The absurdity of it. The absurdity and the irrelevance. The idea of discussing even...a historical event, an invasion already more than a year old. A country groaning under a dictator, its people oppressed, liberated at last from a twenty-five year tyranny - and freed. Free on the streets, and free one day to vote.
How obscene it is, how decadent, to give your attention not to the now, not to the liberation, not to the people freed, but to the relentless archaic discussion of the manner of the liberation. Was it lawful? Was it not? How was it done? What were the details of its doing? Whose views were overridden? Whose views condoned?
Do I like the people who did it? Are they my kind of people? Hey - are they stupider than me?

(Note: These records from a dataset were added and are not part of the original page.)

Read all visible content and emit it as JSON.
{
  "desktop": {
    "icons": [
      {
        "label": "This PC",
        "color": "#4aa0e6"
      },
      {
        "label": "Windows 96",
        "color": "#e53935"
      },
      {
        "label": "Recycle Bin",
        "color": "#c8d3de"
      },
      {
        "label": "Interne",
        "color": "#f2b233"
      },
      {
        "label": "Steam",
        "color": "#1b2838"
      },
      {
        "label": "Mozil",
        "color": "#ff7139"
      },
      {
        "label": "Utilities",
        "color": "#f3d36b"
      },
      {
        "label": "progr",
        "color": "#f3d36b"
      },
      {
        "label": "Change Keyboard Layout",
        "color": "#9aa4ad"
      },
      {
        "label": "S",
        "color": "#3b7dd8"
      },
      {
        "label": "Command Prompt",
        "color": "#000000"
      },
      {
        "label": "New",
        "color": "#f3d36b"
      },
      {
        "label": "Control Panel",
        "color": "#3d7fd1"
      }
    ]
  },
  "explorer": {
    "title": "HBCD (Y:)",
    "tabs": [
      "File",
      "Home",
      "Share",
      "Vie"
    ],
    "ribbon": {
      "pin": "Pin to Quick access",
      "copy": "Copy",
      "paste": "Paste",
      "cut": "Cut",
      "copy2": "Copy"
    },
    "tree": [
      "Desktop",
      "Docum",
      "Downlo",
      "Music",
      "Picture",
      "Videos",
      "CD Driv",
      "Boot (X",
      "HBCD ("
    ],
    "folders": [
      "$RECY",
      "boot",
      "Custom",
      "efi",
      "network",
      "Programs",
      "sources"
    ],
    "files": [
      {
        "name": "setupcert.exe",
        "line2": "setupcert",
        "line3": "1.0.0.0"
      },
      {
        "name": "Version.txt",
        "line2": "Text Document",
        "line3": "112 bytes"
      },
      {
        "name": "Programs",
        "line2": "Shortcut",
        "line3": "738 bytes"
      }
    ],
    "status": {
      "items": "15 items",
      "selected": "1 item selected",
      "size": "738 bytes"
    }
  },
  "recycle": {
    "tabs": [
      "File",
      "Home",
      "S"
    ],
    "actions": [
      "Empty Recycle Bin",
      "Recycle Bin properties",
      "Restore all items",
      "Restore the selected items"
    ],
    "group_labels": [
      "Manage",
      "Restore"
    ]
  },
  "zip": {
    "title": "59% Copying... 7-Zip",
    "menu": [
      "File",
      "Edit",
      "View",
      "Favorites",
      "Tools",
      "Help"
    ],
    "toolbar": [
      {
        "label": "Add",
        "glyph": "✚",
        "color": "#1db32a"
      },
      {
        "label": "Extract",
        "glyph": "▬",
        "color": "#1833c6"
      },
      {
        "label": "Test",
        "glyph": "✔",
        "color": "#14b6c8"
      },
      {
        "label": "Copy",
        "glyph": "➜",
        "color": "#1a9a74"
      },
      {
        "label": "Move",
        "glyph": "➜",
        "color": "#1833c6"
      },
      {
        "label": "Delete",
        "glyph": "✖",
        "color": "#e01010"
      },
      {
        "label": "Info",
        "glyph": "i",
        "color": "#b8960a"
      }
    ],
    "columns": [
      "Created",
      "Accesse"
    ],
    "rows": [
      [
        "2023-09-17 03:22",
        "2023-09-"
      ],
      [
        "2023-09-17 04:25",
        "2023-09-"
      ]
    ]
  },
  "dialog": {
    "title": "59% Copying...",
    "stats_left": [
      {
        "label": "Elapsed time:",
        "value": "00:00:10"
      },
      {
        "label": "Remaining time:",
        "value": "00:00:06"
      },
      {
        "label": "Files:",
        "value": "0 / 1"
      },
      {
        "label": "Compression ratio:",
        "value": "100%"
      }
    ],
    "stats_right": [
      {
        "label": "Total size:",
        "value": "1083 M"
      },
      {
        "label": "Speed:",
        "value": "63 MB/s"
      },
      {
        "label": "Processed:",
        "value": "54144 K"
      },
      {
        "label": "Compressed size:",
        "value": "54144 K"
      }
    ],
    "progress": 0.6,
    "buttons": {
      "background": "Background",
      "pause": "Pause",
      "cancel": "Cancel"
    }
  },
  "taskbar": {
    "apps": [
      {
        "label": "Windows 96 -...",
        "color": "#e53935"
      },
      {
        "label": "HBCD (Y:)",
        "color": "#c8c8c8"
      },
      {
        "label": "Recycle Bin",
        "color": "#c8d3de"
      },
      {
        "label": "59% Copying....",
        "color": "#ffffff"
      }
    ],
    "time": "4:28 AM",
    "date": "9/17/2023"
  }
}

How spoiled, how indulged we are to discuss the manner - oh yes, we discuss the manner, late into the night, candles guttering, our faces sweating, reddening with wine and hatred - but the act itself - the thing done - the splendid thing done - freedom given to people who were not free - this thing is ignored, preferring as we do to fight among ourselves - our own disputes, our own resentment of each other elevated way above the needs of the victims. "I trust Blair/I don't." "I like Bush/I don't." "Bush is stupid/Bush is clever." This obsession with ourselves! How Western we are. From what height of luxury and excess we look down to condemn the exact style in which even a little was given to those who had nothing.
Saddam Hussein attacked every one of his neighbours except Jordan. Imagine, if you will, if you are able, a dictator in Europe, murdering his own people, attacking his neighbours, killing half a million people for no other offence but proximity. Do you really then imagine, hand on heart, that the finer feelings of the international community, the exact procedures of the United Nations would need to be tested, would the finer points of sovereignty detain us, before we rose, as a single force, to overthrow the offender? Would we ask, faced with the bodies, faced with the gas, faced with the ditches and the murders, would we really stop to say, "Can we do this?" What is the world, then, for those of us in the West who apply one standard to ourselves, and another to others? What is the word for those who claim to love democracy and yet who will not fight to extend democracy to the Arabs as well?
A people hitherto suffering now suffer less. This is the story. No other story obtains.
(From David Hare's Stuff Happens, currently playing at the National Theatre, London.)